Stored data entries
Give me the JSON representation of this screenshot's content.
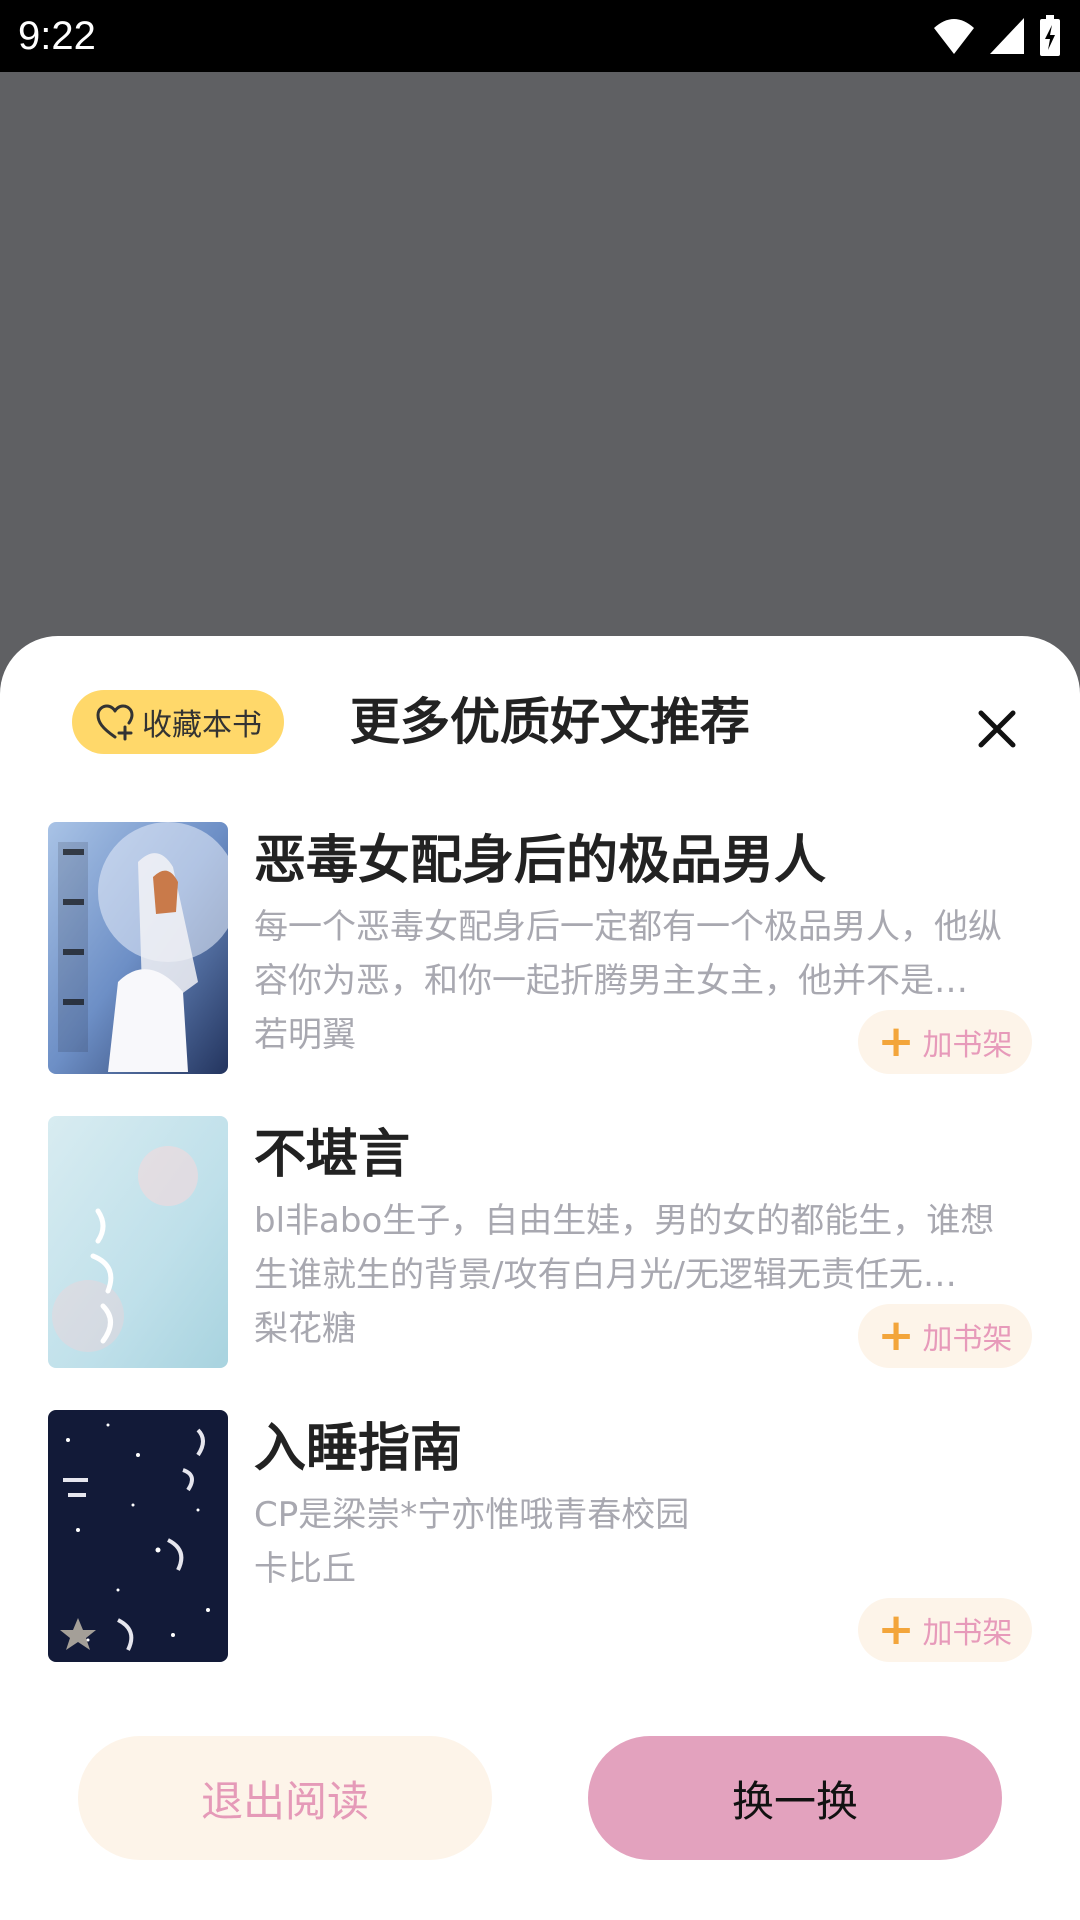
{
  "status_bar": {
    "time": "9:22"
  },
  "sheet": {
    "favorite_label": "收藏本书",
    "title": "更多优质好文推荐",
    "books": [
      {
        "title": "恶毒女配身后的极品男人",
        "description": "每一个恶毒女配身后一定都有一个极品男人，他纵容你为恶，和你一起折腾男主女主，他并不是…",
        "author": "若明翼",
        "add_label": "加书架"
      },
      {
        "title": "不堪言",
        "description": "bl非abo生子，自由生娃，男的女的都能生，谁想生谁就生的背景/攻有白月光/无逻辑无责任无…",
        "author": "梨花糖",
        "add_label": "加书架"
      },
      {
        "title": "入睡指南",
        "description": "CP是梁崇*宁亦惟哦青春校园",
        "author": "卡比丘",
        "add_label": "加书架"
      }
    ],
    "exit_label": "退出阅读",
    "swap_label": "换一换"
  },
  "colors": {
    "overlay": "#5f6063",
    "favorite_bg": "#ffd86a",
    "add_bg": "#fdf4e9",
    "add_plus": "#f3a53b",
    "pink_text": "#e59ab8",
    "swap_bg": "#e3a2be"
  },
  "icons": [
    "wifi-icon",
    "signal-icon",
    "battery-icon",
    "heart-plus-icon",
    "close-icon",
    "plus-icon"
  ]
}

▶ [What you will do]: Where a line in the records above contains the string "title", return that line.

▶ [Your response]:
    "title": "更多优质好文推荐",
        "title": "恶毒女配身后的极品男人",
        "title": "不堪言",
        "title": "入睡指南",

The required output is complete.